[Entries from a dataset of interfaces]
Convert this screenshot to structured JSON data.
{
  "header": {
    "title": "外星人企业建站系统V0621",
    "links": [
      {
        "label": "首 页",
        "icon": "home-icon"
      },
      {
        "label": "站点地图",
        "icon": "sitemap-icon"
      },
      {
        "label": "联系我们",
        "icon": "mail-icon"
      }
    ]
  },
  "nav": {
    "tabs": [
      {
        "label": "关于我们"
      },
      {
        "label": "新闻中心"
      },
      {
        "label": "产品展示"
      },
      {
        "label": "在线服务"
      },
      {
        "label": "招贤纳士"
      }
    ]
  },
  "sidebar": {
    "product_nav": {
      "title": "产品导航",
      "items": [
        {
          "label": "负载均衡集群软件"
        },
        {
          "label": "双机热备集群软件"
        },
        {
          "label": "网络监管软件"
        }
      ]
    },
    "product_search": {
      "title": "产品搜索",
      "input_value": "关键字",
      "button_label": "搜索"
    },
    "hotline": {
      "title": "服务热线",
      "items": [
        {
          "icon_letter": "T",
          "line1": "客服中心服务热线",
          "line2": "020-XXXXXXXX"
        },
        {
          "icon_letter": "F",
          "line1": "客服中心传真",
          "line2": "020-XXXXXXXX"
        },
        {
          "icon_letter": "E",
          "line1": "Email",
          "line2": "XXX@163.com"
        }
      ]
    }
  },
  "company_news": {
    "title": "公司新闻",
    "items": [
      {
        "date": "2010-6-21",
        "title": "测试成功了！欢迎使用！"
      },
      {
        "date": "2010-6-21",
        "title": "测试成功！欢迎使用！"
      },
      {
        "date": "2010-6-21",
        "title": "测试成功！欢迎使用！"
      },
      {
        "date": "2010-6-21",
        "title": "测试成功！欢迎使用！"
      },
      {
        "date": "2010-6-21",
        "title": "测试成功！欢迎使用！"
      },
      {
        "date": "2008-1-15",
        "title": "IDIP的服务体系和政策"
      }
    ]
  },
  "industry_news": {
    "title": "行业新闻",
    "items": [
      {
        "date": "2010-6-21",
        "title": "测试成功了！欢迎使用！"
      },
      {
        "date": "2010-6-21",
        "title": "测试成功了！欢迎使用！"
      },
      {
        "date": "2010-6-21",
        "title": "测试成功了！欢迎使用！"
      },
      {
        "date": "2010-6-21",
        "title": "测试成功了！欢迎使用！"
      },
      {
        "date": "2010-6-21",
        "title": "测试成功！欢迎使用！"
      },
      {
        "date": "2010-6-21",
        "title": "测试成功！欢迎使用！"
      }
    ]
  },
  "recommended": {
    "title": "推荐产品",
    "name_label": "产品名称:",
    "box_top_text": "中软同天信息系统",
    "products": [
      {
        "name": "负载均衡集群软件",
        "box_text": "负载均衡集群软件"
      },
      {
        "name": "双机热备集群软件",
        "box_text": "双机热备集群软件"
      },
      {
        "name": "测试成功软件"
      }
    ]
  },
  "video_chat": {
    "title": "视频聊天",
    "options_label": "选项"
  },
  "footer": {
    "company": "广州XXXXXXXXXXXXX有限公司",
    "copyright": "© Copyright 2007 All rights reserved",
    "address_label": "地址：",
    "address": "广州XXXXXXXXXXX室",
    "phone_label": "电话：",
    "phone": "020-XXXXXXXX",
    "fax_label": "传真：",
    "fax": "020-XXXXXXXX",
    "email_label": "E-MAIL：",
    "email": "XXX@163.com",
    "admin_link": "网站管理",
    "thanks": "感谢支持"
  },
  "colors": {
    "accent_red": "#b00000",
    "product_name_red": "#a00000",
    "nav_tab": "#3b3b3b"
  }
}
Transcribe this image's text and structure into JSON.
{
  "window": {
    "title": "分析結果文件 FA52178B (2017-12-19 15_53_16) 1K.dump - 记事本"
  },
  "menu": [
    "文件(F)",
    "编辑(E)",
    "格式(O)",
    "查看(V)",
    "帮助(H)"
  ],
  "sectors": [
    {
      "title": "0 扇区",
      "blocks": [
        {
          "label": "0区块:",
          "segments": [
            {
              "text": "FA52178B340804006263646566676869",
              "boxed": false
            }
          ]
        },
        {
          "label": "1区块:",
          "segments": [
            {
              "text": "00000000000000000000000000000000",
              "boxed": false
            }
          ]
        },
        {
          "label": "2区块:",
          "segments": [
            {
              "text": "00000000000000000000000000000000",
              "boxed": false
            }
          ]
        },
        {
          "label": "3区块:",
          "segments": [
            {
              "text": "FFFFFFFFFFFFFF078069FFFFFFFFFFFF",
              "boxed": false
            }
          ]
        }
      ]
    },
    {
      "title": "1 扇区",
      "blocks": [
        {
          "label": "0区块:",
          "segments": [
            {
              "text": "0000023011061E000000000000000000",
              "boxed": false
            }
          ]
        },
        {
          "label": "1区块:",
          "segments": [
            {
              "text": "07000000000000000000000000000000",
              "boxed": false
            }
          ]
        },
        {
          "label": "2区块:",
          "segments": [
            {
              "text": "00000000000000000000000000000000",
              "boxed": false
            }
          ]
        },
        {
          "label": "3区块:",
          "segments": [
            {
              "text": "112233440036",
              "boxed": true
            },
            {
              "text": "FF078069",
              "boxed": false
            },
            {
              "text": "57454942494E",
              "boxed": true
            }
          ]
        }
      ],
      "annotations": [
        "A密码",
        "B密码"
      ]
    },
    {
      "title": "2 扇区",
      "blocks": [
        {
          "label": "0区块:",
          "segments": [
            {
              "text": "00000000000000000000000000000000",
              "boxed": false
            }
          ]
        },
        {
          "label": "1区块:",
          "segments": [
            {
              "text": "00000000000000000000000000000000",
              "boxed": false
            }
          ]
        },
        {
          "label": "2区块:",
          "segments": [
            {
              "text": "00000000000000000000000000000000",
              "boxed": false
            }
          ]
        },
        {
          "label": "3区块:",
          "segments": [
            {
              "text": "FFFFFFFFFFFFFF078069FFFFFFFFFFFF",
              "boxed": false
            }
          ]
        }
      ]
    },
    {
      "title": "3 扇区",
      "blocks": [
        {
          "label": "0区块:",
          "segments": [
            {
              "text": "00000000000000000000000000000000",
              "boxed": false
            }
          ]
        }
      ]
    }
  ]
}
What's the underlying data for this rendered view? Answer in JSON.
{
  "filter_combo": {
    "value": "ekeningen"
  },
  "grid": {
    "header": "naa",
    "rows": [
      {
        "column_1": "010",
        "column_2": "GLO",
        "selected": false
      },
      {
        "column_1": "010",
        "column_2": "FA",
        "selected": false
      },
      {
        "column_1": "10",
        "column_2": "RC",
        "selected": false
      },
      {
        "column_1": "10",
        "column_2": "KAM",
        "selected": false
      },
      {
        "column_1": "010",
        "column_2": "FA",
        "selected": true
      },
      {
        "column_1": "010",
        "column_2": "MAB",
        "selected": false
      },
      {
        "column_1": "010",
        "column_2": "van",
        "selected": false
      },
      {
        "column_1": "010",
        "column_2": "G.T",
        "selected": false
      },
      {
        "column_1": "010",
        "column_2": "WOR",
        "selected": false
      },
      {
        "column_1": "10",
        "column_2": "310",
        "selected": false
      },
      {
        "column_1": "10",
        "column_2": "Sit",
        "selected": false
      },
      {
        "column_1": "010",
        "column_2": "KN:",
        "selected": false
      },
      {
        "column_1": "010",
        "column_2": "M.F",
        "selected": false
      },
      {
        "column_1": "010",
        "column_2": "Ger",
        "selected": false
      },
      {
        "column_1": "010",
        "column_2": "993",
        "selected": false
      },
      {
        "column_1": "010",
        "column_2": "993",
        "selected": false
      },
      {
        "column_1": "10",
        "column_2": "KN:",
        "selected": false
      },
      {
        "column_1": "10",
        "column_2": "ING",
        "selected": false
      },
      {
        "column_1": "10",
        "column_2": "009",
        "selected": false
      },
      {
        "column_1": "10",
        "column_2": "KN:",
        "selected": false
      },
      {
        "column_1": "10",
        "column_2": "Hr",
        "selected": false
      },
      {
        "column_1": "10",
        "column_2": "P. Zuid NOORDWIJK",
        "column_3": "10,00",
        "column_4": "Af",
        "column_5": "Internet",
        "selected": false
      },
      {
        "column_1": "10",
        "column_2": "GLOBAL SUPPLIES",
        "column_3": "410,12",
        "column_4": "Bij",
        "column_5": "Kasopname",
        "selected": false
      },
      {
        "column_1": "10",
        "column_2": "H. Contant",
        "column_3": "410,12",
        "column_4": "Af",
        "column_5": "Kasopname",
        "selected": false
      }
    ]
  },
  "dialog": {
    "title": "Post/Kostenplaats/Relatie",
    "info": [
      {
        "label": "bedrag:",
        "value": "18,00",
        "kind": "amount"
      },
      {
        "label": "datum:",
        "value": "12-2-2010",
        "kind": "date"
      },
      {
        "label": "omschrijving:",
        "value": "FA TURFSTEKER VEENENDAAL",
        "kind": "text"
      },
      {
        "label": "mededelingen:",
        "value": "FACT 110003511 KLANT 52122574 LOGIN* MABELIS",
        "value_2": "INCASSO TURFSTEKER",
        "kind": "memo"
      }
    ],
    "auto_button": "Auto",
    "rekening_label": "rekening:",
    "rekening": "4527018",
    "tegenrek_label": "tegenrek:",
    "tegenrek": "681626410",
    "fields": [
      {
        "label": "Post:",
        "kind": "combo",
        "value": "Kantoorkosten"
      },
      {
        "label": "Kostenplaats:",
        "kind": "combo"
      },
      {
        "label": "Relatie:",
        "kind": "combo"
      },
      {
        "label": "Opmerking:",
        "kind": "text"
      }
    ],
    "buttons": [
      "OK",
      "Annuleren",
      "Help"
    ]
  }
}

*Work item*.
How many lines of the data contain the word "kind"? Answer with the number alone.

*Written answer*.
8